Tens of Thousands of Students Face Remote Learning After Unsafe Classrooms
The Education Secretary, Gillian Keegan, has come under pressure to release a full list of schools containing potentially crumbling concrete. This follows the announcement that yesterday, 104 schools were deemed to have critical levels of the lightweight reinforced autoclaved aerated concrete (RAAC). This guidance has left heads and parents demanding answers, as they argue that this issue has been known for years.
Parents and Schools Demand Immediate Disclosure
Concerned parents and school leaders are now pressing the government to reveal the identities of the affected schools as a matter of urgency. They argue that with just days left before the start of term, it is vital to have transparency and clarity about this precarious situation.
Partial or Full Remote Learning Imminent
The impact of the crumbling concrete will force many schools to adopt partial or fully remote learning.
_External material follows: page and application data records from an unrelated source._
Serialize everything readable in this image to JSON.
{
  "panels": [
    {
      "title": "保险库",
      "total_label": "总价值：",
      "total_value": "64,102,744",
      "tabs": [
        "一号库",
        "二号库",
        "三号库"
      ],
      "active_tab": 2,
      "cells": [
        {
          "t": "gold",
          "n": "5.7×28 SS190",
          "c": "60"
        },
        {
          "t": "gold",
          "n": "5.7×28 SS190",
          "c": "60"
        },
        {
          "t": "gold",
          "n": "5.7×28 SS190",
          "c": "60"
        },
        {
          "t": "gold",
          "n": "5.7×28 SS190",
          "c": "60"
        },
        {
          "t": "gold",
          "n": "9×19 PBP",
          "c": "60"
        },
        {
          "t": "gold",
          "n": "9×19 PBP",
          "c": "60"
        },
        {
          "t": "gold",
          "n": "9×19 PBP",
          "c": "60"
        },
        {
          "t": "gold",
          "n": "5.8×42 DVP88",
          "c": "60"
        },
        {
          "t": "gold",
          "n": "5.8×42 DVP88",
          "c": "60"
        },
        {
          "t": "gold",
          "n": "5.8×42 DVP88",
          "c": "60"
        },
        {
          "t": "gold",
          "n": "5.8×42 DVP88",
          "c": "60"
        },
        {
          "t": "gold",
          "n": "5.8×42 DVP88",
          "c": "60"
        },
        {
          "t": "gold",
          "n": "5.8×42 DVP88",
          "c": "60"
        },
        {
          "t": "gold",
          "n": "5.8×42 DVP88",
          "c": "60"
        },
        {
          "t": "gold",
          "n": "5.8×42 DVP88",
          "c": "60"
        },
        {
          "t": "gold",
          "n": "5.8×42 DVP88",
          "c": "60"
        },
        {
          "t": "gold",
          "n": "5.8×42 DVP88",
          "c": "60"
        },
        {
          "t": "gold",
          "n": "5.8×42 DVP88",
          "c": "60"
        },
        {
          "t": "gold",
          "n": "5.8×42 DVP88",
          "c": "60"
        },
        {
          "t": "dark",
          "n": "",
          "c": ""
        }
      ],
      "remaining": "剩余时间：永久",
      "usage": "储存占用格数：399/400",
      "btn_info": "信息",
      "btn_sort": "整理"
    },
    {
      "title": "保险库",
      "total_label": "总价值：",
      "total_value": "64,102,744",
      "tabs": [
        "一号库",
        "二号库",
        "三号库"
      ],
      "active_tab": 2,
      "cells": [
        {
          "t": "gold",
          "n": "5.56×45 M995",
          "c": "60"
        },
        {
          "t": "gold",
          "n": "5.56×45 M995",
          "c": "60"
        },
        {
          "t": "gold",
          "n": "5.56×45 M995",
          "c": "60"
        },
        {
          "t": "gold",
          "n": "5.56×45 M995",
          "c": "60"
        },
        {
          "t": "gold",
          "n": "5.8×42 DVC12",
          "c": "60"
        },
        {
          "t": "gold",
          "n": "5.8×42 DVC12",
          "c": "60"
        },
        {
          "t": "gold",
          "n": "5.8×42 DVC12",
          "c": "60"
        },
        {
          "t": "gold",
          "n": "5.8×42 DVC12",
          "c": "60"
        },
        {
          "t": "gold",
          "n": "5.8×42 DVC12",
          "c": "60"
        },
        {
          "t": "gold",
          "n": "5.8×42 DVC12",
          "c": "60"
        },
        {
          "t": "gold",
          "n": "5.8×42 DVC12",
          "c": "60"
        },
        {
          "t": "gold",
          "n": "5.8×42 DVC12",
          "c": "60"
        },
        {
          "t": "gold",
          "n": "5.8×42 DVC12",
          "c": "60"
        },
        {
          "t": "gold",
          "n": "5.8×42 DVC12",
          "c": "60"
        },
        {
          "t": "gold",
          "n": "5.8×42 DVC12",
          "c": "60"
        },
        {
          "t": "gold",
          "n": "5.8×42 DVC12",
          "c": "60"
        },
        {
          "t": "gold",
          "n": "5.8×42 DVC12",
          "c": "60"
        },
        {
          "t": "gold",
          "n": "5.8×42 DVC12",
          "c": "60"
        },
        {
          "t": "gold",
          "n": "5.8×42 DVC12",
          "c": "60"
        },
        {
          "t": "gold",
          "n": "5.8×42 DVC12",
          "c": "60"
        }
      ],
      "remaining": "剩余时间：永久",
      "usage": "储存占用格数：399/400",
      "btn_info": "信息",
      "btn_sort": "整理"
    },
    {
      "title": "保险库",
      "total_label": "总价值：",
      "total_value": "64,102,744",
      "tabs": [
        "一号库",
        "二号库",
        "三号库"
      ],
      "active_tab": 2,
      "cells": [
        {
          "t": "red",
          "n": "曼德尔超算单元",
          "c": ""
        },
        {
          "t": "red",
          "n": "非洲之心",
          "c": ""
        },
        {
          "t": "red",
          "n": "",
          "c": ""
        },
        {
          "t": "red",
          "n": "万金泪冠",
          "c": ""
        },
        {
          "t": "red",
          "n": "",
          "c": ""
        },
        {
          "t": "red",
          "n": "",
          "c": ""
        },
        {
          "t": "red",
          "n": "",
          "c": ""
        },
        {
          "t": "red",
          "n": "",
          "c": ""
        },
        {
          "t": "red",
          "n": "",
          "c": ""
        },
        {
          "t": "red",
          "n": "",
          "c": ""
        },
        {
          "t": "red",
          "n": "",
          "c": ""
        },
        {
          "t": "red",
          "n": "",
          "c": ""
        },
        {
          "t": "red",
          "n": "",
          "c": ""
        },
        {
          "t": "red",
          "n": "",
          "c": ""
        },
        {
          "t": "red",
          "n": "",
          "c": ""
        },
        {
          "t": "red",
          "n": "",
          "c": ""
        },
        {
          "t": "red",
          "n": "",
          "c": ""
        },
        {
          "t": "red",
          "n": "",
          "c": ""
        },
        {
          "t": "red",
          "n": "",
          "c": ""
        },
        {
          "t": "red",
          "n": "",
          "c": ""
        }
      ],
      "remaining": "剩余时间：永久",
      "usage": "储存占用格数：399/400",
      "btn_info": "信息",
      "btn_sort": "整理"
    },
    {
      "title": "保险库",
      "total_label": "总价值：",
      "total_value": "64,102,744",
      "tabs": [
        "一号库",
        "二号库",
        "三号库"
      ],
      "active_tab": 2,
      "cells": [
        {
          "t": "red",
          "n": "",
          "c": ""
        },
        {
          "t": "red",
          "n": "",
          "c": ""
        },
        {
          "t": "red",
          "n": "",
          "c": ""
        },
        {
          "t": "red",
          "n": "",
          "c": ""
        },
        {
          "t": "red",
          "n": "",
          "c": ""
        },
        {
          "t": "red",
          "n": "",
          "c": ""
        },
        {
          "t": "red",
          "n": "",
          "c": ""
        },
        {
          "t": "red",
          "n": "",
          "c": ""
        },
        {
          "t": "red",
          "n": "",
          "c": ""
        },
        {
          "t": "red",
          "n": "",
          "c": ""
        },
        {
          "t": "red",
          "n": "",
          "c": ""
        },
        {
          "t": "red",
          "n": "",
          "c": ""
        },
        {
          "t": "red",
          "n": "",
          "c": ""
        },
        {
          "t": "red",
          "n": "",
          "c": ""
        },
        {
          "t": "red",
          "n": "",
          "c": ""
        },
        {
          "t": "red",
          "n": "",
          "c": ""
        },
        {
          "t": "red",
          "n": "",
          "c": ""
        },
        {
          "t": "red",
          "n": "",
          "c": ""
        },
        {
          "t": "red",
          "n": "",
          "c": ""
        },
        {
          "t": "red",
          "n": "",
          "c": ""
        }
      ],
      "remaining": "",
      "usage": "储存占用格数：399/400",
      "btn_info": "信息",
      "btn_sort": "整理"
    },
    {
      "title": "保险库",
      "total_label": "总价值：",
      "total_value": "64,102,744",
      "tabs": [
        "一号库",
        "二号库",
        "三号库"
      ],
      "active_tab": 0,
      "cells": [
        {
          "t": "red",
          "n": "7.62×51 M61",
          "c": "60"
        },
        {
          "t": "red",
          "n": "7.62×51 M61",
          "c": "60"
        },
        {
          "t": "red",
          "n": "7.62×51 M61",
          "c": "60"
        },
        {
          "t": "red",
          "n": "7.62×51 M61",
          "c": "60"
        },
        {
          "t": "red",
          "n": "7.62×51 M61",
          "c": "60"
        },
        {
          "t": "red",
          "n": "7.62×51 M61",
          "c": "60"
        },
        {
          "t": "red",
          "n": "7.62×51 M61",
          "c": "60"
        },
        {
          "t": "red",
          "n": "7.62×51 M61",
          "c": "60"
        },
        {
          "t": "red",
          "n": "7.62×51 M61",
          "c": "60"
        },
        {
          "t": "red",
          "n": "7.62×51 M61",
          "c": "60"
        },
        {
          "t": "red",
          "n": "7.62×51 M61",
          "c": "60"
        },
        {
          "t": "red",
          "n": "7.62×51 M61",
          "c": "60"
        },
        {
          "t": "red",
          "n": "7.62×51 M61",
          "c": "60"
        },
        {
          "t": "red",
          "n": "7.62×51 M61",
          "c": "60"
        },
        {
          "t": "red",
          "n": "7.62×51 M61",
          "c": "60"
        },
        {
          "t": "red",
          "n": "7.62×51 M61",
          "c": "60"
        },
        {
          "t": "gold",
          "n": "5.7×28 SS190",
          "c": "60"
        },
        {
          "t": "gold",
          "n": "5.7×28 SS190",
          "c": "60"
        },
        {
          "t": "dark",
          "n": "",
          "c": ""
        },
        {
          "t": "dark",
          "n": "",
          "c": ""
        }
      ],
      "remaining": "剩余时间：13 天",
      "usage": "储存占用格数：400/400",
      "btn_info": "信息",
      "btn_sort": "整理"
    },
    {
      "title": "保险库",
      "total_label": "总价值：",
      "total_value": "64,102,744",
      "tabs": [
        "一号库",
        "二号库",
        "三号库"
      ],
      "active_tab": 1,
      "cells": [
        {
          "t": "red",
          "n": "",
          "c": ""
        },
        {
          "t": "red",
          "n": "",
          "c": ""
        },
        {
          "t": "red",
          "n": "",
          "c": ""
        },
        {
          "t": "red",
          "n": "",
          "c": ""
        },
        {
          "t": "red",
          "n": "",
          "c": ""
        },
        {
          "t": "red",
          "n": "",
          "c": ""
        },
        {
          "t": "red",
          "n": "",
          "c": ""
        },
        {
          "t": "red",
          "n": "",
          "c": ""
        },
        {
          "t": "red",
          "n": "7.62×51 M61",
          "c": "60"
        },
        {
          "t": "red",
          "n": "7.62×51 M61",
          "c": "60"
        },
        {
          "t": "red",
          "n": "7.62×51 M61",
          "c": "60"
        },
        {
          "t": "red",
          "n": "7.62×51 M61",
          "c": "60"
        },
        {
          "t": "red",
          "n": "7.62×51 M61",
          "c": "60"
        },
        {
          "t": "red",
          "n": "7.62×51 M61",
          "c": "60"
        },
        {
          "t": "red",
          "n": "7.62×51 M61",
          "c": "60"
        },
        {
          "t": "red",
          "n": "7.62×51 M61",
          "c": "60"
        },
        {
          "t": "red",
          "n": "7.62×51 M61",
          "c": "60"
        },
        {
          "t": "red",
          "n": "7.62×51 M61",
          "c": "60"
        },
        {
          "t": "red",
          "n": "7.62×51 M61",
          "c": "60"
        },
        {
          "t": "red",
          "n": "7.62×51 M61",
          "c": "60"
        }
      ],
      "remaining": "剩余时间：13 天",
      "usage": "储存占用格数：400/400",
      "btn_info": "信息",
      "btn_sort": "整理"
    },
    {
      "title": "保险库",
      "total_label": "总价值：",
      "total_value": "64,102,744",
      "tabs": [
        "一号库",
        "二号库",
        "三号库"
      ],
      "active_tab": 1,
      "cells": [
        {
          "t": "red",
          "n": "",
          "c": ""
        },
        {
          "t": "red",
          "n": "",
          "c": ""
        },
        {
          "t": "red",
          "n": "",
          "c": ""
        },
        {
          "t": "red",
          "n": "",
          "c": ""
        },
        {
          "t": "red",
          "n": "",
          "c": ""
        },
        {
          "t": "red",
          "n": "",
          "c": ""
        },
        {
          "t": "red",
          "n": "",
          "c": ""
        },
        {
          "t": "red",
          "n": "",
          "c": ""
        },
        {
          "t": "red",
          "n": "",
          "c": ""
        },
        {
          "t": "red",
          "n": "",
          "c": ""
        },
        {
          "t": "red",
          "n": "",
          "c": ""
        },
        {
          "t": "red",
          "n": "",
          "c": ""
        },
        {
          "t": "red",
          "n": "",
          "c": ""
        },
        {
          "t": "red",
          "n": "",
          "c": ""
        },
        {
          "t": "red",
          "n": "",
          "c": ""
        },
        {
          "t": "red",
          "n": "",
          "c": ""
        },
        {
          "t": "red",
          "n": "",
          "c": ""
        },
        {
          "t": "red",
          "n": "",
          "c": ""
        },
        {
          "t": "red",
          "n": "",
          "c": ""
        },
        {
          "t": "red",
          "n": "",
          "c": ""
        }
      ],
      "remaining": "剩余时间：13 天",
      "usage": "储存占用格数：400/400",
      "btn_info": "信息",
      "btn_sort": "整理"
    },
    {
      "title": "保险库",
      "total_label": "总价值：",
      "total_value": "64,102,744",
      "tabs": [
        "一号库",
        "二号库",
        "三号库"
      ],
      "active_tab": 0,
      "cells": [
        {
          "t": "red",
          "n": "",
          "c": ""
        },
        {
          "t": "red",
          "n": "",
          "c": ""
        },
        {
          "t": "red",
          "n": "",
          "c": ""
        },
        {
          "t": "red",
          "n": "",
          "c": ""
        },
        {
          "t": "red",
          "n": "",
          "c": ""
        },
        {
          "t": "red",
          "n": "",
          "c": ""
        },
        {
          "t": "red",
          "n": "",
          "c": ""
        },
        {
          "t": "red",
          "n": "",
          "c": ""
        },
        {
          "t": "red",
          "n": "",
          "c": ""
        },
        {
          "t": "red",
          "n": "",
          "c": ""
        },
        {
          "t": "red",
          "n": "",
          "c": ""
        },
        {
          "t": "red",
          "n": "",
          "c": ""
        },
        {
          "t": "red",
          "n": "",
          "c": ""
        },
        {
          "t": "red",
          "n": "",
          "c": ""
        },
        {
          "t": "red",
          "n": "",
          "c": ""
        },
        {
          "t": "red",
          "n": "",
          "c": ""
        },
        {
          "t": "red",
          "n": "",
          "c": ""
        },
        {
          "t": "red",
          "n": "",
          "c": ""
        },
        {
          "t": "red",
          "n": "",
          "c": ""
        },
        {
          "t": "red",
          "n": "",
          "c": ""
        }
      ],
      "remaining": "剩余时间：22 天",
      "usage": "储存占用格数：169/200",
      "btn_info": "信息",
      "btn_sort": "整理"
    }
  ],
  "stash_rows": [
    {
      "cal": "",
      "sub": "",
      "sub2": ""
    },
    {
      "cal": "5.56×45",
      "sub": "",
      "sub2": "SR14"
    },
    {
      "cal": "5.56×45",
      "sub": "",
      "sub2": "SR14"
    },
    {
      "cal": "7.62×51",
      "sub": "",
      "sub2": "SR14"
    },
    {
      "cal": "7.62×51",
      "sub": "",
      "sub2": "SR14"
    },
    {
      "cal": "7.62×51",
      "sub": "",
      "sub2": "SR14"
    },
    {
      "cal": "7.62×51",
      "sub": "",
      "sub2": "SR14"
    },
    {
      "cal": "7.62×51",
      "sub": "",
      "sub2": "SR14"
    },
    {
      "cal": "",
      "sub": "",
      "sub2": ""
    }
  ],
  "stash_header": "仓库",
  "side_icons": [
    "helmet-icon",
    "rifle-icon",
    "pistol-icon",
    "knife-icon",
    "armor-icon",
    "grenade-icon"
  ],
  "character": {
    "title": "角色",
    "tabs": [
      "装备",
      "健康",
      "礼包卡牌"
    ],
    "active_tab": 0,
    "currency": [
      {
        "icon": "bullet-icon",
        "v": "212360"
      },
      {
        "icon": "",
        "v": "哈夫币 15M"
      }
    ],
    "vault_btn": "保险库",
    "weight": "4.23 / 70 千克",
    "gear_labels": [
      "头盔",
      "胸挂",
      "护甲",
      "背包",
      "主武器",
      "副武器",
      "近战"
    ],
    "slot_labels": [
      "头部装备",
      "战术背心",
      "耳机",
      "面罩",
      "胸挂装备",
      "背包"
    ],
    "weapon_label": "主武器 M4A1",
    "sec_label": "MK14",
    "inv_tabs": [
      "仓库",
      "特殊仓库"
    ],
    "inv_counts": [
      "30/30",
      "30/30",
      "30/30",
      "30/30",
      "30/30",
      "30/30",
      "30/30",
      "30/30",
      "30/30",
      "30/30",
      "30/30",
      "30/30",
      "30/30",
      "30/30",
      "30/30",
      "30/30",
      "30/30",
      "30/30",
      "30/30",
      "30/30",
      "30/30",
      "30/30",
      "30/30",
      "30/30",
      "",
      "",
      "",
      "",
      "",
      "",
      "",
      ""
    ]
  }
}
Education Minister Nick Gibb has stated that the complete list of affected schools will be published once parents have been informed and arrangements made for the schools and students affected.
A History of Crumbling Concrete
This recent situation follows a roof collapse at a school in Stevenage in 2018, where the cause was identified as the RAAC. Councillor Kevin Bentley, leader of Essex Council, expressed frustration and grave concern, particularly as multiple schools in the area are believed to be affected.
Union Blames Government Incompetence
The National Education Union's general secretary, Daniel Kebede, has criticized the government for their incompetence, branding the situation as "absolutely disgraceful." Kebede argues that it is deeply troubling that 104 schools have only just discovered that their buildings are unsafe and cannot be used, a few days before the start of term.